Thirteen is about our shadow; that dim half philosophers have dissected
to scant avail. The thing Ben Jonson briefly captured when he wrote,
"Follow a shadow; it still flies you; Seem to fly it, it will pursue."
This theme was not by design; we do not hold contributors to themes
these days. Rather, the axis formed as the inevitable line of darkness
divides kitchen tiles when the sun is heavy and sinking beyond the too-still
trees, and patchwork fields blur as faces blur and the most familiar
of these faces becomes a stranger with a bad mask. Scott Murphy knows
about that line; so does Diane Willadson. Mark Melton will lead you
to the murmuring trees, reveal their hidden faces.
examines the struggle between good and evil; the ancient spectacle.
The struggle which surrounds us even now and grips us in its teeth.
Again, not by design, rather the issue gained its essence as an ink
stain, or something more sinister, spilled upon that tiled kitchen floor
to form an imperfect pattern from chaos. If goodness embodies charity,
compassion, and wisdom, then Dave Ruslander and Bob Slaymaker have sketched
these qualities with deftness and grace. Ward Kelley's essay on inspiration
shines with the joy of possibilities not fully imagined. If at the root,
evil is a dumb beast, faith allied with ignorance, fear and dread, Steve
Harris has named it in his perfunctory, yet incisive manner. Mr. Harris
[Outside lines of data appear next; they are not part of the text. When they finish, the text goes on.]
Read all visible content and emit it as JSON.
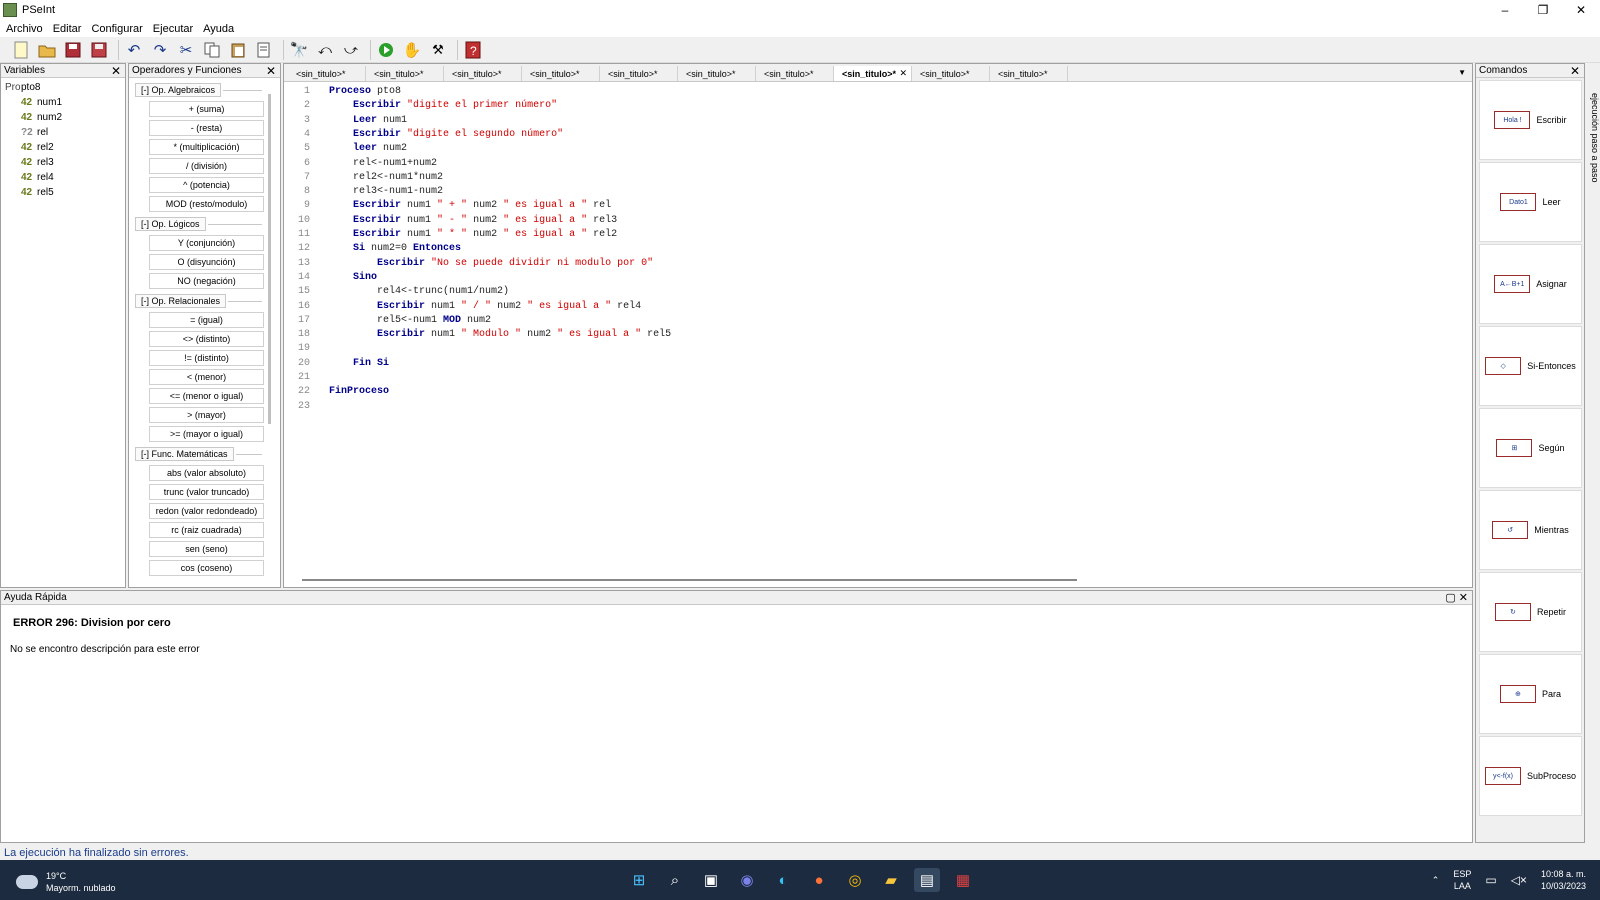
{
  "window": {
    "title": "PSeInt",
    "controls": [
      "–",
      "❐",
      "✕"
    ]
  },
  "menu": [
    "Archivo",
    "Editar",
    "Configurar",
    "Ejecutar",
    "Ayuda"
  ],
  "toolbar": {
    "icons": [
      "new-file-icon",
      "open-folder-icon",
      "save-icon",
      "save-as-icon",
      "undo-icon",
      "redo-icon",
      "cut-icon",
      "copy-icon",
      "paste-icon",
      "edit-icon",
      "find-icon",
      "find-prev-icon",
      "find-next-icon",
      "run-icon",
      "step-icon",
      "debug-icon",
      "help-icon"
    ]
  },
  "variables_panel": {
    "title": "Variables",
    "root": "pto8",
    "items": [
      "num1",
      "num2",
      "rel",
      "rel2",
      "rel3",
      "rel4",
      "rel5"
    ]
  },
  "operators_panel": {
    "title": "Operadores y Funciones",
    "groups": [
      {
        "label": "[-]  Op. Algebraicos",
        "items": [
          "+ (suma)",
          "- (resta)",
          "* (multiplicación)",
          "/ (división)",
          "^ (potencia)",
          "MOD (resto/modulo)"
        ]
      },
      {
        "label": "[-]  Op. Lógicos",
        "items": [
          "Y (conjunción)",
          "O (disyunción)",
          "NO (negación)"
        ]
      },
      {
        "label": "[-]  Op. Relacionales",
        "items": [
          "= (igual)",
          "<> (distinto)",
          "!= (distinto)",
          "< (menor)",
          "<= (menor o igual)",
          "> (mayor)",
          ">= (mayor o igual)"
        ]
      },
      {
        "label": "[-]  Func. Matemáticas",
        "items": [
          "abs (valor absoluto)",
          "trunc (valor truncado)",
          "redon (valor redondeado)",
          "rc (raiz cuadrada)",
          "sen (seno)",
          "cos (coseno)"
        ]
      }
    ]
  },
  "editor": {
    "tabs": [
      "<sin_titulo>*",
      "<sin_titulo>*",
      "<sin_titulo>*",
      "<sin_titulo>*",
      "<sin_titulo>*",
      "<sin_titulo>*",
      "<sin_titulo>*",
      "<sin_titulo>*",
      "<sin_titulo>*",
      "<sin_titulo>*"
    ],
    "active_tab": 7,
    "lines": [
      "Proceso pto8",
      "    Escribir \"digite el primer número\"",
      "    Leer num1",
      "    Escribir \"digite el segundo número\"",
      "    leer num2",
      "    rel<-num1+num2",
      "    rel2<-num1*num2",
      "    rel3<-num1-num2",
      "    Escribir num1 \" + \" num2 \" es igual a \" rel",
      "    Escribir num1 \" - \" num2 \" es igual a \" rel3",
      "    Escribir num1 \" * \" num2 \" es igual a \" rel2",
      "    Si num2=0 Entonces",
      "        Escribir \"No se puede dividir ni modulo por 0\"",
      "    Sino",
      "        rel4<-trunc(num1/num2)",
      "        Escribir num1 \" / \" num2 \" es igual a \" rel4",
      "        rel5<-num1 MOD num2",
      "        Escribir num1 \" Modulo \" num2 \" es igual a \" rel5",
      "",
      "    Fin Si",
      "",
      "FinProceso",
      ""
    ]
  },
  "commands_panel": {
    "title": "Comandos",
    "items": [
      {
        "label": "Escribir",
        "glyph": "Hola !"
      },
      {
        "label": "Leer",
        "glyph": "Dato1"
      },
      {
        "label": "Asignar",
        "glyph": "A←B+1"
      },
      {
        "label": "Si-Entonces",
        "glyph": "◇"
      },
      {
        "label": "Según",
        "glyph": "⊞"
      },
      {
        "label": "Mientras",
        "glyph": "↺"
      },
      {
        "label": "Repetir",
        "glyph": "↻"
      },
      {
        "label": "Para",
        "glyph": "⊕"
      },
      {
        "label": "SubProceso",
        "glyph": "y<-f(x)"
      }
    ],
    "side_label": "ejecución paso a paso"
  },
  "quick_help": {
    "title": "Ayuda Rápida",
    "error": "ERROR 296: Division por cero",
    "description": "No se encontro descripción para este error"
  },
  "status": "La ejecución ha finalizado sin errores.",
  "taskbar": {
    "temp": "19°C",
    "weather": "Mayorm. nublado",
    "lang1": "ESP",
    "lang2": "LAA",
    "time": "10:08 a. m.",
    "date": "10/03/2023"
  }
}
will transport you among the rocks of a cruel shore where these things
breed in red waters while pagan effigies go tumbled, burning. James
Flick gestures and we behold the Killing Fields through the lens of
academia while Ian Brook forms a search party to comb his own alien
fields under a cold moon.
and its shadowy theme is embodied in the vision of our featured poet,
Jeffrey Bahr. The shadow self, the polarization of human elements, is
defined in his inimitable fashion. Mr. Bahr is a stylist. At turns benign
and macabre, his narrators are magicians met on old winding roads at
the junction of light and dark. Sometimes charming, sometimes bitter,
always engaging and a touch dangerous. I promise you will enjoy his
wry humor, his unnerving prestidigitation.
like to thank CE Chaffin and Kathleen Carbone for their unflagging support
as I pieced Melic Thirteen together. A special thanks to Suzanne Frischkorn
and her able assistance -- she possesses a remarkable eye for poetry.
I would have suffered without her efforts.
thanks to all the contributors; it was a rare treat to peruse such fabulous
writing. Best wishes to you, our readers. May you enjoy this issue as
much as I have.